The minister for finance Hon. Matia Kasaija has denied media reports of government’s uncontrolled borrowing which weekend newspapers argued would increase Uganda’s debt burden.
The minister clarified Tuesday, that this information was wrong, indicating that government borrowing is controlled and guided by the Public Debt Management Framework (PDMF-2013) whose objectives are to meet Government financing requirements at the minimum cost, subject to a prudent degree of risk, ensure that the level of public debt remains sustainable, over the medium-term and long-term horizon while being mindful of the future generations, and promote the development of the domestic financial markets.
On the issue of debt, the minister said Uganda’s Public debt has been provided largely by multilateral creditors who offer concessional terms that include a grant element of more than 50% with an average maturity of over 35 years and a grace period not less than 6 years coupled with relatively low interest rates below 1.5% annually.
“Bilateral creditors on the other hand are dominated by China Exim Bank and Japan International Corporation Agency (JICA) who are the biggest lenders. The bilateral creditors offer preferential terms with grant element that range between 20% and above 35%” he added.
Speaking about debt Sustainability Kasaija said Uganda’s debt remains sustainable with nominal debt to GDP of 41.5% which is consistent with the findings in the Auditor General’s report. He argues that this performance includes the financing of the flagship projects like the power generation plants at Isimba & Karuma, the development of Kabaale International Airport and the construction of Entebbe Express High Way, among others.
The minister promises that Government will continue to be cautious on taking on new projects after the implementation of the above-mentioned flagship projects.

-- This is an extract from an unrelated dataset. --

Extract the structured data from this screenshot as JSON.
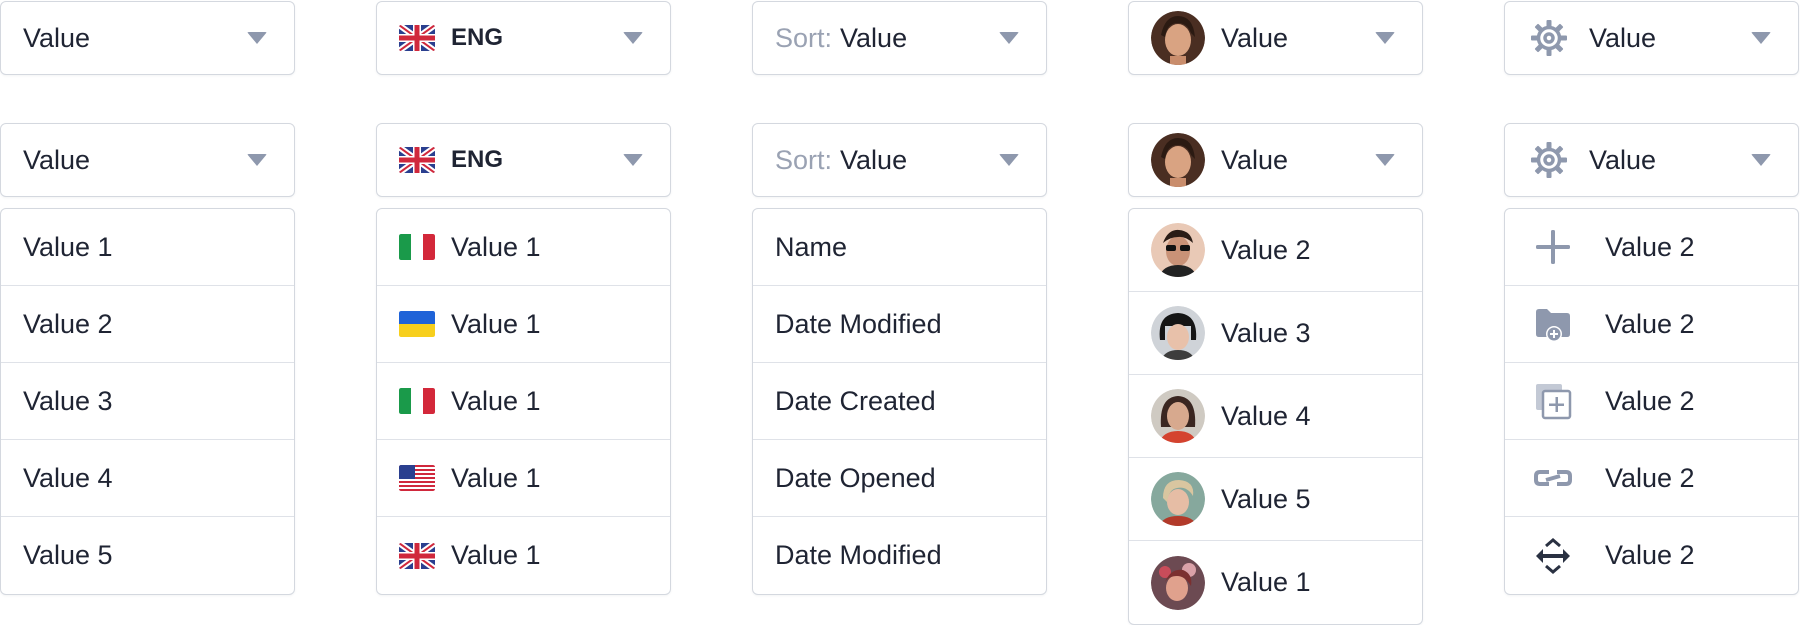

He adds that to ensure debt sustainability, the Government is implementing strategies like; Prioritizing borrowing for mainly infrastructure projects to address current infrastructure gap (Transport, Energy, Industrial Infrastructure and Water for Production), continue to invest in export-oriented areas to boost exports in order to increase foreign exchange inflows and also enable servicing of external debt, ensure improved loan absorption by strictly adhering to the loan approval processes i.e. project preparation, negotiation and approval, taking selective and strategic financing options to minimize financing risks with preference given to concessional financing, and commercial borrowing with low interest rates and enhancing domestic revenue efforts. Government starting next financial year will start implementing the new comprehensive Domestic Revenue Mobilization Strategy (DRMS), which aims to raise the revenue to GDP ratio to at least 16% in the next 5 years.
This increase in domestic revenue will provide Government with the additional resources for financing development projects and service its debt obligations annually.
Furthermore, the development agenda will be guided by high National priorities with expected high economic return as identified in National Development Plan.
“I would like to assure the Country at large, that our debt is sustainable, and is projected to remain sustainable in the medium to long term. The debt levels are comfortably below the international sustainability thresholds (e.g below 50% debt to GDP ratio) beyond which debt starts getting unsustainable, and are significantly below the sub-Saharan average (45.4% debt to GDP)” minister Kasaija noted.